Despite its remoteness, one of the earliest scientific expeditions to study coral reefs went to Mer about 100 years ago. A group of distinguished scientists from the Carnegie Institute in Washington DC spent five weeks on Mer in September-October 1913 collecting reef organisms and studying their ecology. The expedition made collections of corals that Thomas Vaughan of the US National Museum described and compared with those from other sites in the Pacific. Hubert Lyman Clark of Harvard University collected echinoderms (such as sea urchins, sea cucumbers and starfish) and, even though he was only wading, Clark collected three crown-of-thorns starfish (COTS) on the reef flat, implying that they were present in quite large numbers. The AIMS team found outbreak densities of COTS on the local reefs in 2013 and 2014. This means that outbreaks may not be a new phenomenon.

What else did you learn from early scientific expeditions to the islands?

The expedition leader, Alfred Goldsborough Meyer, in the early part of the 20th Century, was interested in why different species of corals lived in different zones of the reef. He did experiments in tanks on the beach to see what temperature ranges the different species could tolerate. He described the corals that he found along a line across the reef flat between the reef edge and the shore and recorded the location on a map. The AIMS team used Mayer’s map to survey of the same area of reef and found some interesting differences; notably in 1913 there was a broad zone of the reef flat occupied by Seriotopora hystrix in colonies so large that they formed micro-atolls. In 2013, only a few small colonies could be found. There could be many reasons for this, but S. hystrix is one of the common coral species that is most sensitive to unusually high water temperatures.

The island of Waier in the foreground and Mer in the background Photo: R. Berkelmans

Your team also surveyed coral reef fishes on several reefs in the central and Eastern Torres Strait. What did you learn?

More is known about the reef fish of Torres Strait than about the corals, but even so we recorded several species of damselfish and wrasses that are more common on reefs in the southern GBR than in the north, and yet there they were further north on reefs in the central Torres Strait. We planned to collect some specimens on our second visit to look at the genetic relatedness of populations in Torres Strait and in the south, but we were frustrated by bad weather.

The lack of cyclones in the low latitude of the Torres Strait has helped to protect the reefs in the region from significant damage.

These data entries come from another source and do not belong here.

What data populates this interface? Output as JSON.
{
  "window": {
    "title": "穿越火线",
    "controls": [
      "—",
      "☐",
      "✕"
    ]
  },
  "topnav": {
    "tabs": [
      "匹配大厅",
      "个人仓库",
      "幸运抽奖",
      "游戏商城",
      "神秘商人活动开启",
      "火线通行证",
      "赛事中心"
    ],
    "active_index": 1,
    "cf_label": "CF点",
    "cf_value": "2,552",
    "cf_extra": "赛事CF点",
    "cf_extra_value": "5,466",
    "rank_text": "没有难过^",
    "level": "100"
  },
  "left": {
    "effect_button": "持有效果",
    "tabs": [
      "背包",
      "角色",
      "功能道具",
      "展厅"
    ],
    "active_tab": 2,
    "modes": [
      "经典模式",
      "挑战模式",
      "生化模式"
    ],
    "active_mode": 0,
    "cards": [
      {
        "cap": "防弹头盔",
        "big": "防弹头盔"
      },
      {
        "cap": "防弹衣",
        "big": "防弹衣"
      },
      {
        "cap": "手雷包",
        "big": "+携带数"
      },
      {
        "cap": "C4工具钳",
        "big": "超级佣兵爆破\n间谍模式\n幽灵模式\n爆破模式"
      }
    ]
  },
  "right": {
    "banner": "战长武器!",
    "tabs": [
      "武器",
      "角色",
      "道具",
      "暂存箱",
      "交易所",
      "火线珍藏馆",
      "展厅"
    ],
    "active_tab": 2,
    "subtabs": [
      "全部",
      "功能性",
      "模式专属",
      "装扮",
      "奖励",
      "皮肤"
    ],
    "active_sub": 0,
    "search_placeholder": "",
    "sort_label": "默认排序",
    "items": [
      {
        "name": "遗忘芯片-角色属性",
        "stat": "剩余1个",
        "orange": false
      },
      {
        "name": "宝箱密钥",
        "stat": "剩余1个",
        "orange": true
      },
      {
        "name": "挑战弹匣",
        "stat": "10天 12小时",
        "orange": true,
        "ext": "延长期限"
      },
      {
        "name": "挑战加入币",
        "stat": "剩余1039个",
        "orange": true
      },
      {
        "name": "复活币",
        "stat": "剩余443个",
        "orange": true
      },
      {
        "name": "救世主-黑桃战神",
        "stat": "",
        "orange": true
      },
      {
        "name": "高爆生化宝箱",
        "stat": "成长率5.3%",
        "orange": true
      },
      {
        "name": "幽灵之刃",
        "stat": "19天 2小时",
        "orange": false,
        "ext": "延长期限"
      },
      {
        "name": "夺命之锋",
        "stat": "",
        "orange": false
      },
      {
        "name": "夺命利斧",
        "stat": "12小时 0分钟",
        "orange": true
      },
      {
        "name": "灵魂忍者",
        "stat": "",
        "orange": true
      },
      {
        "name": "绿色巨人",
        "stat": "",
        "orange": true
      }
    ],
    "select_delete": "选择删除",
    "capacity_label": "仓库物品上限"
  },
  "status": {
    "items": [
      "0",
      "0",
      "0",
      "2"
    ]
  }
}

What do you think is the biggest threat to the biodiversity and health of the environment in the region?  

This project followed on from concern caused by the first records of coral bleaching in Torres Strait in 2010, and climate change is the greatest threat to coral reefs in many regions in the medium term.  The Torres Strait remains a very busy seaway and the many reefs and shallow depths mean that shipping accidents and oil spills are a potential hazard.

 

An aerial view of Mer. Photo: Ray Berkelmans

What is your team planning for the next expedition?

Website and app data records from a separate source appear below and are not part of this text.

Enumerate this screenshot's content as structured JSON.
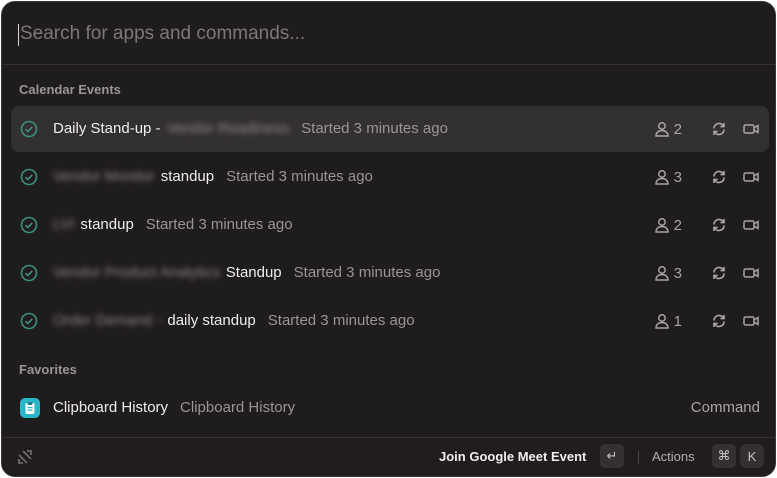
{
  "search": {
    "placeholder": "Search for apps and commands..."
  },
  "sections": {
    "calendar": "Calendar Events",
    "favorites": "Favorites"
  },
  "events": [
    {
      "blurred": "Vendor Readiness",
      "prefix": "Daily Stand-up -",
      "suffix": "",
      "subtitle": "Started 3 minutes ago",
      "attendees": "2",
      "selected": true
    },
    {
      "blurred": "Vendor Monitor",
      "prefix": "",
      "suffix": "standup",
      "subtitle": "Started 3 minutes ago",
      "attendees": "3",
      "selected": false
    },
    {
      "blurred": "LVI",
      "prefix": "",
      "suffix": "standup",
      "subtitle": "Started 3 minutes ago",
      "attendees": "2",
      "selected": false
    },
    {
      "blurred": "Vendor Product Analytics",
      "prefix": "",
      "suffix": "Standup",
      "subtitle": "Started 3 minutes ago",
      "attendees": "3",
      "selected": false
    },
    {
      "blurred": "Order Demand -",
      "prefix": "",
      "suffix": "daily standup",
      "subtitle": "Started 3 minutes ago",
      "attendees": "1",
      "selected": false
    }
  ],
  "favorites": [
    {
      "title": "Clipboard History",
      "subtitle": "Clipboard History",
      "type": "Command",
      "icon": "clipboard-icon"
    }
  ],
  "footer": {
    "primary_action": "Join Google Meet Event",
    "enter_key": "↵",
    "actions_label": "Actions",
    "cmd_key": "⌘",
    "k_key": "K"
  },
  "colors": {
    "background": "#1f1c1d",
    "selected": "#333031",
    "accent": "#27b7c7"
  }
}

AIMS hopes to continue and to expand the reef monitoring program and biodiversity surveys.